▸ TRY IT: Exactly as written, repeat all of the records below.

*** Opening of AVAILABLE DATA ***

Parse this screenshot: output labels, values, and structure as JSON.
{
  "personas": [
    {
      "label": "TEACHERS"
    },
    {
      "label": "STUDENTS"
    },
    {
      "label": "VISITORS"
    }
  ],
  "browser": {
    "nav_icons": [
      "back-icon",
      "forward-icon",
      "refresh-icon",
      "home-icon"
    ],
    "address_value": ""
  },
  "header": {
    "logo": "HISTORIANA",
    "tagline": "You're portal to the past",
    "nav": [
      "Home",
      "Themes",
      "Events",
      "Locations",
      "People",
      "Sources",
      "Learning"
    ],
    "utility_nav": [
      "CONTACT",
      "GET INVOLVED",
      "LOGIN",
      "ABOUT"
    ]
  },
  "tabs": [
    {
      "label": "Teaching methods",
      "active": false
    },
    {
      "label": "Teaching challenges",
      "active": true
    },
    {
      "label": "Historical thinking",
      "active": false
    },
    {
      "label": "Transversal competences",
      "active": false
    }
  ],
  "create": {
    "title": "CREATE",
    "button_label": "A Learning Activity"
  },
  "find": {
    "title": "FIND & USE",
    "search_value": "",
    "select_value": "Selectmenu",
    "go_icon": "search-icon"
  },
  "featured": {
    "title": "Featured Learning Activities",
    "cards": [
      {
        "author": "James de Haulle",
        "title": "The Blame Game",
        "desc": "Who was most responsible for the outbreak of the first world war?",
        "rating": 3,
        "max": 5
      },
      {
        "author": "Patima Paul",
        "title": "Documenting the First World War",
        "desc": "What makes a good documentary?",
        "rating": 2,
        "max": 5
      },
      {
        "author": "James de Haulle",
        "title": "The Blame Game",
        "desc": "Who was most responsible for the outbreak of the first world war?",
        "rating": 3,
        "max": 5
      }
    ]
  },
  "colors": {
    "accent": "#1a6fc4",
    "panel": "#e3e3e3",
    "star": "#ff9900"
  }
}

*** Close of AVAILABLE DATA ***

▸ EXERCISE RESULT:
Parse this screenshot: output labels, values, and structure as JSON.
{
  "personas": [
    {
      "label": "TEACHERS"
    },
    {
      "label": "STUDENTS"
    },
    {
      "label": "VISITORS"
    }
  ],
  "browser": {
    "nav_icons": [
      "back-icon",
      "forward-icon",
      "refresh-icon",
      "home-icon"
    ],
    "address_value": ""
  },
  "header": {
    "logo": "HISTORIANA",
    "tagline": "You're portal to the past",
    "nav": [
      "Home",
      "Themes",
      "Events",
      "Locations",
      "People",
      "Sources",
      "Learning"
    ],
    "utility_nav": [
      "CONTACT",
      "GET INVOLVED",
      "LOGIN",
      "ABOUT"
    ]
  },
  "tabs": [
    {
      "label": "Teaching methods",
      "active": false
    },
    {
      "label": "Teaching challenges",
      "active": true
    },
    {
      "label": "Historical thinking",
      "active": false
    },
    {
      "label": "Transversal competences",
      "active": false
    }
  ],
  "create": {
    "title": "CREATE",
    "button_label": "A Learning Activity"
  },
  "find": {
    "title": "FIND & USE",
    "search_value": "",
    "select_value": "Selectmenu",
    "go_icon": "search-icon"
  },
  "featured": {
    "title": "Featured Learning Activities",
    "cards": [
      {
        "author": "James de Haulle",
        "title": "The Blame Game",
        "desc": "Who was most responsible for the outbreak of the first world war?",
        "rating": 3,
        "max": 5
      },
      {
        "author": "Patima Paul",
        "title": "Documenting the First World War",
        "desc": "What makes a good documentary?",
        "rating": 2,
        "max": 5
      },
      {
        "author": "James de Haulle",
        "title": "The Blame Game",
        "desc": "Who was most responsible for the outbreak of the first world war?",
        "rating": 3,
        "max": 5
      }
    ]
  },
  "colors": {
    "accent": "#1a6fc4",
    "panel": "#e3e3e3",
    "star": "#ff9900"
  }
}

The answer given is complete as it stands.